DATASET ENTRIES.
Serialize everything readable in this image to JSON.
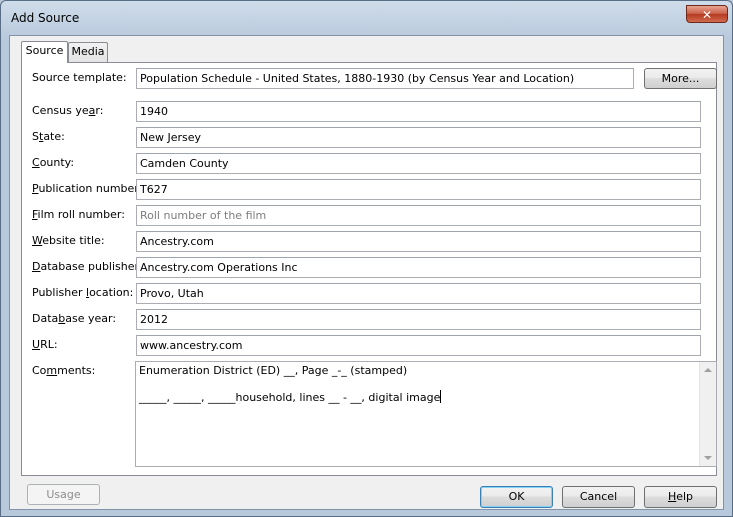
{
  "window": {
    "title": "Add Source",
    "close_glyph": "✕"
  },
  "tabs": [
    {
      "label": "Source",
      "active": true
    },
    {
      "label": "Media",
      "active": false
    }
  ],
  "source_template": {
    "label": "Source template:",
    "value": "Population Schedule - United States, 1880-1930 (by Census Year and Location)",
    "more_label": "More..."
  },
  "fields": {
    "census_year": {
      "label_pre": "Census ye",
      "label_u": "a",
      "label_post": "r:",
      "value": "1940"
    },
    "state": {
      "label_pre": "S",
      "label_u": "t",
      "label_post": "ate:",
      "value": "New Jersey"
    },
    "county": {
      "label_pre": "",
      "label_u": "C",
      "label_post": "ounty:",
      "value": "Camden County"
    },
    "publication_number": {
      "label_pre": "",
      "label_u": "P",
      "label_post": "ublication number:",
      "value": "T627"
    },
    "film_roll_number": {
      "label_pre": "",
      "label_u": "F",
      "label_post": "ilm roll number:",
      "placeholder": "Roll number of the film"
    },
    "website_title": {
      "label_pre": "",
      "label_u": "W",
      "label_post": "ebsite title:",
      "value": "Ancestry.com"
    },
    "database_publisher": {
      "label_pre": "",
      "label_u": "D",
      "label_post": "atabase publisher:",
      "value": "Ancestry.com Operations Inc"
    },
    "publisher_location": {
      "label_pre": "Publisher ",
      "label_u": "l",
      "label_post": "ocation:",
      "value": "Provo, Utah"
    },
    "database_year": {
      "label_pre": "Data",
      "label_u": "b",
      "label_post": "ase year:",
      "value": "2012"
    },
    "url": {
      "label_pre": "",
      "label_u": "U",
      "label_post": "RL:",
      "value": "www.ancestry.com"
    }
  },
  "comments": {
    "label_pre": "Co",
    "label_u": "m",
    "label_post": "ments:",
    "line1": "Enumeration District (ED) __, Page _-_ (stamped)",
    "line2": "_____, _____, _____household, lines __ - __, digital image"
  },
  "buttons": {
    "usage": "Usage",
    "ok": "OK",
    "cancel": "Cancel",
    "help_u": "H",
    "help_rest": "elp"
  }
}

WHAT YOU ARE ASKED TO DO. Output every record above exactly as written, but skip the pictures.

ANSWER.
Serialize everything readable in this image to JSON.
{
  "window": {
    "title": "Add Source",
    "close_glyph": "✕"
  },
  "tabs": [
    {
      "label": "Source",
      "active": true
    },
    {
      "label": "Media",
      "active": false
    }
  ],
  "source_template": {
    "label": "Source template:",
    "value": "Population Schedule - United States, 1880-1930 (by Census Year and Location)",
    "more_label": "More..."
  },
  "fields": {
    "census_year": {
      "label_pre": "Census ye",
      "label_u": "a",
      "label_post": "r:",
      "value": "1940"
    },
    "state": {
      "label_pre": "S",
      "label_u": "t",
      "label_post": "ate:",
      "value": "New Jersey"
    },
    "county": {
      "label_pre": "",
      "label_u": "C",
      "label_post": "ounty:",
      "value": "Camden County"
    },
    "publication_number": {
      "label_pre": "",
      "label_u": "P",
      "label_post": "ublication number:",
      "value": "T627"
    },
    "film_roll_number": {
      "label_pre": "",
      "label_u": "F",
      "label_post": "ilm roll number:",
      "placeholder": "Roll number of the film"
    },
    "website_title": {
      "label_pre": "",
      "label_u": "W",
      "label_post": "ebsite title:",
      "value": "Ancestry.com"
    },
    "database_publisher": {
      "label_pre": "",
      "label_u": "D",
      "label_post": "atabase publisher:",
      "value": "Ancestry.com Operations Inc"
    },
    "publisher_location": {
      "label_pre": "Publisher ",
      "label_u": "l",
      "label_post": "ocation:",
      "value": "Provo, Utah"
    },
    "database_year": {
      "label_pre": "Data",
      "label_u": "b",
      "label_post": "ase year:",
      "value": "2012"
    },
    "url": {
      "label_pre": "",
      "label_u": "U",
      "label_post": "RL:",
      "value": "www.ancestry.com"
    }
  },
  "comments": {
    "label_pre": "Co",
    "label_u": "m",
    "label_post": "ments:",
    "line1": "Enumeration District (ED) __, Page _-_ (stamped)",
    "line2": "_____, _____, _____household, lines __ - __, digital image"
  },
  "buttons": {
    "usage": "Usage",
    "ok": "OK",
    "cancel": "Cancel",
    "help_u": "H",
    "help_rest": "elp"
  }
}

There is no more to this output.